The Need For Genetic Counseling
Receiving a diagnosis of a genetic disorder can have profound impact for both patients and their family members, and it quickly became clear that aside from the need for medical and genetic information, families affected by genetic disorders had educational, social, and psychological needs that required attention. And though families were afflicted with different disorders passed on by different modes of inheritance (autosomal recessive, autosomal dominant, complex, or some other type), certain reactions were observed again and again.

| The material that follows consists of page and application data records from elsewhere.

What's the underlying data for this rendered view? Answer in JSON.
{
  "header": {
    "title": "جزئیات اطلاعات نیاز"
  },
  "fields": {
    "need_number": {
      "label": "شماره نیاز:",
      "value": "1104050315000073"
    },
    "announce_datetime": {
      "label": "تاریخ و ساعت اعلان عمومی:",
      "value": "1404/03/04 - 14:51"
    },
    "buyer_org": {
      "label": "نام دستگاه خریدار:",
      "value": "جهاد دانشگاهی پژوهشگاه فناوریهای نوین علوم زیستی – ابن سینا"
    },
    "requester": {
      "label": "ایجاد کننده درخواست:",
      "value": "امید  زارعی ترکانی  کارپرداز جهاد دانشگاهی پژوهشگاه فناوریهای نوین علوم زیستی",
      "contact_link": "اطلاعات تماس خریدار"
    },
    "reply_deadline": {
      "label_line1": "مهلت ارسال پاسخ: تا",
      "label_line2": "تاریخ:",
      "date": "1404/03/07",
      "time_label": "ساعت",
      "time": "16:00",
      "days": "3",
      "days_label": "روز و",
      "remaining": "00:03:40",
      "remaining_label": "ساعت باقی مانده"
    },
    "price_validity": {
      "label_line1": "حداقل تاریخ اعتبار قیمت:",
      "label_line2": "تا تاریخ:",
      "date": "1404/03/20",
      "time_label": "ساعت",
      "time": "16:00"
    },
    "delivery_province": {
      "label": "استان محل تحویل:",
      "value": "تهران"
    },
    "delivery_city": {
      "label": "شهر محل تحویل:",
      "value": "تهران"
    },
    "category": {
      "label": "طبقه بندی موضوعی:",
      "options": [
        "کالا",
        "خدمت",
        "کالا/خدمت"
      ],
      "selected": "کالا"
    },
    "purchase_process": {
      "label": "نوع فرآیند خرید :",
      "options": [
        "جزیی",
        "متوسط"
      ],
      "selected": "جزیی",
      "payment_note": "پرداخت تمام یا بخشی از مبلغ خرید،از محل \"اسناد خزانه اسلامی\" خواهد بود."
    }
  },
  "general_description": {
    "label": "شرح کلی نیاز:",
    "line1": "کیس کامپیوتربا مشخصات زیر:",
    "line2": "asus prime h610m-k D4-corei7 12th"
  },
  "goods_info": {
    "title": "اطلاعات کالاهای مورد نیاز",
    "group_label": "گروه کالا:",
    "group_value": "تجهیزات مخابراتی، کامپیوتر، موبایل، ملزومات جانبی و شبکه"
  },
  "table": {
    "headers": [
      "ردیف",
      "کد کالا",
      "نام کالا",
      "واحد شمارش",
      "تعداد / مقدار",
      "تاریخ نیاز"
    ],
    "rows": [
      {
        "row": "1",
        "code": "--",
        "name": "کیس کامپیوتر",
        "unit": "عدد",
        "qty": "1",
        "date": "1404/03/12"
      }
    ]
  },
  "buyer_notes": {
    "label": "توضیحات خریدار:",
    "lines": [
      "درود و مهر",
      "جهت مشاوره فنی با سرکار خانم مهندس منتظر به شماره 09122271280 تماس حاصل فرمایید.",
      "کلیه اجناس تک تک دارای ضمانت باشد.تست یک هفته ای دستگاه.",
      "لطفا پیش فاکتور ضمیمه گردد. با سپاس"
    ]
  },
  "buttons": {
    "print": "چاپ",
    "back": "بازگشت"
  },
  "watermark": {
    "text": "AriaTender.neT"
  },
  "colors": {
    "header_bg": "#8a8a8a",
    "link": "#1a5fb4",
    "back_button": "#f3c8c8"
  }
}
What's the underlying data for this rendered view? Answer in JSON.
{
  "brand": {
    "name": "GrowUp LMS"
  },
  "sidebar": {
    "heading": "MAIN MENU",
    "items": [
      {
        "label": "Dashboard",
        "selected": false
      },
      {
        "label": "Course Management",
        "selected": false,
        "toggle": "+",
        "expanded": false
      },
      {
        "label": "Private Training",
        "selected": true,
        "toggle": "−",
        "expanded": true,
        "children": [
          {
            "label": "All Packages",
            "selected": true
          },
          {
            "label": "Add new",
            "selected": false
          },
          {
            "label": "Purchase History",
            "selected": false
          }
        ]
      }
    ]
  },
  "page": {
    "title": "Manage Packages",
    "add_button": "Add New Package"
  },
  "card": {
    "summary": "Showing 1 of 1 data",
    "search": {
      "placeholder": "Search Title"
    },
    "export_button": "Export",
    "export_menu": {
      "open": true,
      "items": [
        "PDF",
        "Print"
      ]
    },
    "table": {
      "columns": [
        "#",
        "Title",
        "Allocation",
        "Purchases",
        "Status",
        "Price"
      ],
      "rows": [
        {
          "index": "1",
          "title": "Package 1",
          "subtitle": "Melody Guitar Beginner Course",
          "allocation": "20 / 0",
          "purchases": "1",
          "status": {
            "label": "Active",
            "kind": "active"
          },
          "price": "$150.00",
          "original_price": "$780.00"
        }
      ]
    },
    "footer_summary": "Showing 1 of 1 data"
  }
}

For instance, some parents of children with an autosomal recessive disorder felt profound guilt at having transmitted an inherited disorder to their child. On the other hand, a family member who was spared a genetic disorder that other family members developed frequently suffered "survivor guilt." Health-care providers also noted that family members at risk for developing a late-onset disorder live with intense anxiety about the future and often needed support and counseling. Finally, counseling was seen to be of potential help for family members who incorrectly inferred that they were at risk for having a child with a genetic disorder. Attempts to meet these varied needs and help give people a sense of control over their situation resulted in the emergence of a model of genetic education and support that came to be called genetic counseling.